Last Flag Down: The Epic Journey of the Last Confederate Warship
If you ask a Virginian where and when the Civil War ended, she’d likely tell you about Appomattox Courthouse and General Lee’s surrender. If you ask a Mississippian the same question, however, you’d likely hear that the War Between the States ended the day that native son Jefferson Davis was captured. And if you ask a Texan, he’ll likely tell you --- at length --- that the last battle of the Civil War took place in Texas, down in the Rio Grande Valley and that the Confederates, under Major “Rip” Ford, whipped the Union forces at Palmito Ranch.
But it’s not likely that anyone, North or South, would tell you that the last shot of the Civil War was fired in the Aleutian Islands, off the coast of present-day Alaska. It’s all too unlikely. Alaska wasn’t even American territory at the time --- “Seward’s Folly” wouldn’t be negotiated until after the war. The idea that a Confederate naval craft would even be in that part of the world at that time sounds more like a particularly imaginative “alternate history” novel than a real part of our history.
The unlikely --- but real --- story of the CSS Shenandoah is the subject matter of LAST FLAG DOWN by John Baldwin and Ron Powers. Baldwin is the descendant of Confederate naval officer William Conway Whittle, executive officer aboard the Shenandoah. Powers is the co-author of FLAGS OF OUR FATHERS, a retelling of the Battle of Iwo Jima. And while the fighting aboard the Shenandoah isn’t anywhere near as intense, the storytelling is still sharp.
LAST FLAG DOWN starts in England, where the government is officially neutral to both North and South, but still desirous that the Union blockade of Confederate ports be broken so that Southern cotton can make its way to English mills. Accordingly, the Crown clandestinely transferred several merchant ships to the Confederacy to serve as raiders on Union commerce.
One of these ships, a fast “tea clipper” named Sea King, was rechristened the CSS Shenandoah in October 1864, off the coast of the Azores. From there, it circled the globe, seeking to wreak havoc on the Northern economy by sinking or burning its seagoing commerce.
The voyage of the Shenandoah might have vanished from the historical consciousness if it were not for a diary kept by Lieutenant Whittle, a young man who combined an instinctive gift for naval tactics with the high-flown romantic literary stylings common in the period.

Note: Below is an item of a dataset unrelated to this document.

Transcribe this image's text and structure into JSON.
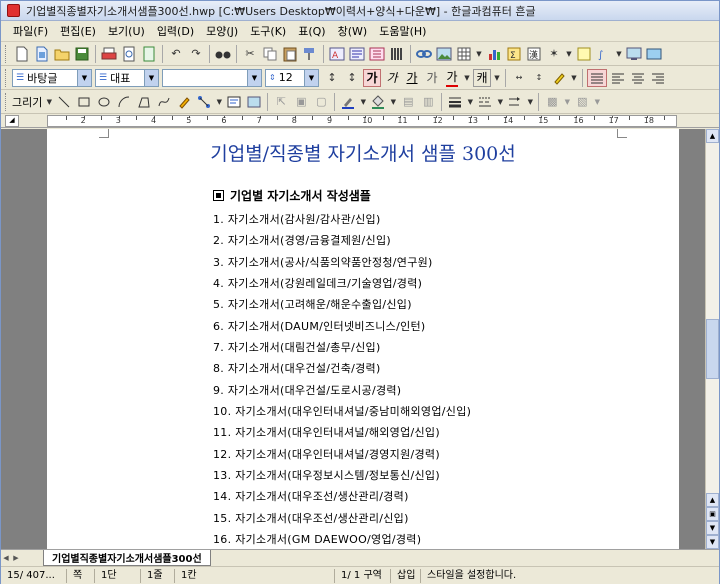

Baldwin and Powers crib liberally from Whittle’s log, which is marked by mooning over an absent love, concern for family and friends facing the privations of war, and hatred of the implacable Yankee enemy. Whittle is an engaging character, blessed with the sort of initiative that makes for great naval action. But as he --- and the reader --- will soon learn to regret, he is not the commanding officer.
The commander of the CSS Shenandoah was one Lieutenant James Waddell, and as LAST FLAG DOWN makes its way through the Atlantic and the Pacific, the conflict between North and South begins to take second place to the conflict between Whittle and Waddell. It is Waddell who directs the ship to go after whaling ships in the North Pacific, leaving the rambunctious Whittle to chafe below decks as the long journey passes.
Unsurprisingly, Baldwin and Powers take Whittle’s side, ascribing dark psychological motivations to Waddell’s conduct. If the authors’ narrative is biased towards Whittle’s side of the conflict, it is certainly understandable. What is more difficult to grasp is that they seem to have contracted a good bit of Whittle’s unbounded enthusiasm for the Confederate cause, as well as no small part of his over-the-top writing style. While Southern readers will gloss over the authors’ frequent references to “The Cause” --- or, Providence help us, “The Lost Cause” --- those more sympathetic to the Union point of view should expect the occasional wince.
But anyone seriously interested in the naval history of the Civil War, or just a good sea story, will fall on this book with a sense of wonder and gratitude. Harry Truman once said that the only thing "new in the world is the history you don’t know." LAST FLAG DOWN is a story that almost nobody knows, and has all the virtues of newness and originality.
Reviewed by Curtis Edmonds on December 30, 2010